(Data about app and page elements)
════════════════════

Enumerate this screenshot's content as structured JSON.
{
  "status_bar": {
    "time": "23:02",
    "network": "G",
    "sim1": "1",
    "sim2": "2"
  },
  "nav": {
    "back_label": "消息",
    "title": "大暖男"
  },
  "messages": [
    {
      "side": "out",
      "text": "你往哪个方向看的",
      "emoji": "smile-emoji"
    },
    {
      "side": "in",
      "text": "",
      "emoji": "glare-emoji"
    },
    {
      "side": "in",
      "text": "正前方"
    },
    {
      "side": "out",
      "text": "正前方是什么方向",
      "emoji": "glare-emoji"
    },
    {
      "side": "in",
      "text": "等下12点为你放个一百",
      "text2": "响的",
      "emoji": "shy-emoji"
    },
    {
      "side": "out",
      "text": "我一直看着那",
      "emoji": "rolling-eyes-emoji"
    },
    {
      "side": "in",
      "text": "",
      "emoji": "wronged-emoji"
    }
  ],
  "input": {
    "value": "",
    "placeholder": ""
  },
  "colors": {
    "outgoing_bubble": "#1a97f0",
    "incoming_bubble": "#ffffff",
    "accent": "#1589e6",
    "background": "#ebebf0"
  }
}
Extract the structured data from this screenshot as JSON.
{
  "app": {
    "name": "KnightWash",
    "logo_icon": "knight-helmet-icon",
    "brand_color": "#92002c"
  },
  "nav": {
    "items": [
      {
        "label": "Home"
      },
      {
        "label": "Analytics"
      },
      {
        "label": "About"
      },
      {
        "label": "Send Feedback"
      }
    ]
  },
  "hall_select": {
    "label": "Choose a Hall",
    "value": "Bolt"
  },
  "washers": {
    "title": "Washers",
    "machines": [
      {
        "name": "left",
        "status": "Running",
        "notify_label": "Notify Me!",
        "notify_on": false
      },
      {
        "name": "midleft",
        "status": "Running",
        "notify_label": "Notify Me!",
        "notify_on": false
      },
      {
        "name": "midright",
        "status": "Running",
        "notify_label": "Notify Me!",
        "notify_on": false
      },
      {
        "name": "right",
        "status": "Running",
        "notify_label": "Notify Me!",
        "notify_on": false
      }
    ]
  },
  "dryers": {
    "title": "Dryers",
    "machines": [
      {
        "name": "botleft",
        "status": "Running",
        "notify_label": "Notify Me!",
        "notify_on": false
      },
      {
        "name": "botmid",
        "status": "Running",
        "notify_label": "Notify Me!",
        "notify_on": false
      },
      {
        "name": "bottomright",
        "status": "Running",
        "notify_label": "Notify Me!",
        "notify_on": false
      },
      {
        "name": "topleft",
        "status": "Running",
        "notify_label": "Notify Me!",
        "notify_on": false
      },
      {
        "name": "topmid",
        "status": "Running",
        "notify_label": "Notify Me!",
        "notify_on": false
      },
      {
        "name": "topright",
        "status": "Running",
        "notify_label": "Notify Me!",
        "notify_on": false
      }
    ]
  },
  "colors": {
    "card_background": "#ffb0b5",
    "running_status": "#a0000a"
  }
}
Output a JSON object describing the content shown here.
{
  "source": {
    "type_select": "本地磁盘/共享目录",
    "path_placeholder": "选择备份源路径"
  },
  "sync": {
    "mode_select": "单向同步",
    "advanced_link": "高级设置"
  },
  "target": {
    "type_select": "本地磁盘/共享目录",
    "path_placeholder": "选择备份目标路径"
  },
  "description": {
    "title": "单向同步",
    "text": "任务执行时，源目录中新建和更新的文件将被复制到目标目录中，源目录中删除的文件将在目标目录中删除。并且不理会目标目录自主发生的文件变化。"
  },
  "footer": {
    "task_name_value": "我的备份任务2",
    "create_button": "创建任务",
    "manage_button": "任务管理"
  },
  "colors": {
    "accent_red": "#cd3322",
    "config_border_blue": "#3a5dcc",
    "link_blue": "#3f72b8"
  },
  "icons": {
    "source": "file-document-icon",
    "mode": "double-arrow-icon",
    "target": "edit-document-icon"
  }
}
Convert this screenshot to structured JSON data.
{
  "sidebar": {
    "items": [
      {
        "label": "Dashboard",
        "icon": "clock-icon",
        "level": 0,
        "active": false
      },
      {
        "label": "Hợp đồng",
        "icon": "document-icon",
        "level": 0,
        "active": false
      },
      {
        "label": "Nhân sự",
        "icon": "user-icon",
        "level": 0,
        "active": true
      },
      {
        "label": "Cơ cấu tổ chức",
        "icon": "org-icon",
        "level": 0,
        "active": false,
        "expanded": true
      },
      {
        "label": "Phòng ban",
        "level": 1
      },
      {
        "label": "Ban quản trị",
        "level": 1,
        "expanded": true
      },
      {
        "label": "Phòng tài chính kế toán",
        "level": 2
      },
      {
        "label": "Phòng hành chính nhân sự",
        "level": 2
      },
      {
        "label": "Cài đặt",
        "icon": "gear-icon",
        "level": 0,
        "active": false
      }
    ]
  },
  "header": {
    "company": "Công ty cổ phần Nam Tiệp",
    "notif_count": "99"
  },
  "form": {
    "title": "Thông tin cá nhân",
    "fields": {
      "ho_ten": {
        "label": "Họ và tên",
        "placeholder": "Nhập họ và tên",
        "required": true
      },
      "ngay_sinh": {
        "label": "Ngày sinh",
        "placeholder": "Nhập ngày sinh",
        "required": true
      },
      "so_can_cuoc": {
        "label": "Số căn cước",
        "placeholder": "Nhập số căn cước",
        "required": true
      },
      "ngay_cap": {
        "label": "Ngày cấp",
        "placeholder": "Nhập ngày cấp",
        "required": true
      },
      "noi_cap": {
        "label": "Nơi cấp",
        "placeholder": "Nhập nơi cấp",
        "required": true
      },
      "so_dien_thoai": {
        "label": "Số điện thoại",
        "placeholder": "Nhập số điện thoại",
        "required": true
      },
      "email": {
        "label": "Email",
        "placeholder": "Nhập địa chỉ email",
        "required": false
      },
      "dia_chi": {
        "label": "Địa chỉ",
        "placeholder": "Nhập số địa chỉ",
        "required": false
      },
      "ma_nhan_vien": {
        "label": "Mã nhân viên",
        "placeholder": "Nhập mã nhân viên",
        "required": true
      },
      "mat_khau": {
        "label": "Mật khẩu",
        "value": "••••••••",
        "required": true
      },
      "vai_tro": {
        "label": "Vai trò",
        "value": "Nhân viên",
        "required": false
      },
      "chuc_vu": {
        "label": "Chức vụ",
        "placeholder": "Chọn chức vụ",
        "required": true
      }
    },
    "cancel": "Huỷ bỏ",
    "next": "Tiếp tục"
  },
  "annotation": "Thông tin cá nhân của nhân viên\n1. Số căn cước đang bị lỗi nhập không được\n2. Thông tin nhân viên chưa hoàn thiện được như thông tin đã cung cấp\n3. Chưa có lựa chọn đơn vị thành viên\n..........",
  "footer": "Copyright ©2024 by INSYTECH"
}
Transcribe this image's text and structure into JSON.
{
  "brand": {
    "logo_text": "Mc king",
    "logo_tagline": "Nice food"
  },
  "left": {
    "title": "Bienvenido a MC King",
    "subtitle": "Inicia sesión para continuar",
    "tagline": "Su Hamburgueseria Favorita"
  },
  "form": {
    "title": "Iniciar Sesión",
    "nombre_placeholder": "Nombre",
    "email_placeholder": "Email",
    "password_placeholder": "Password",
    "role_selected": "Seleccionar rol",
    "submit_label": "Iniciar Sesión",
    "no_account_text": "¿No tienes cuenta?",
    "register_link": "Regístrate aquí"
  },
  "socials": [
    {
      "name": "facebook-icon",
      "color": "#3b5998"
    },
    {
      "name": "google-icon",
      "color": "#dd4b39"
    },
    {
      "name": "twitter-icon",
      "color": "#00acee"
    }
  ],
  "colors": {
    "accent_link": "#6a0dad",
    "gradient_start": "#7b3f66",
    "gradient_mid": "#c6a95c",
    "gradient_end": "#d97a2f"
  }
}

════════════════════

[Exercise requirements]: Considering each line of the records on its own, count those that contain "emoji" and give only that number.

[Written solution]: 6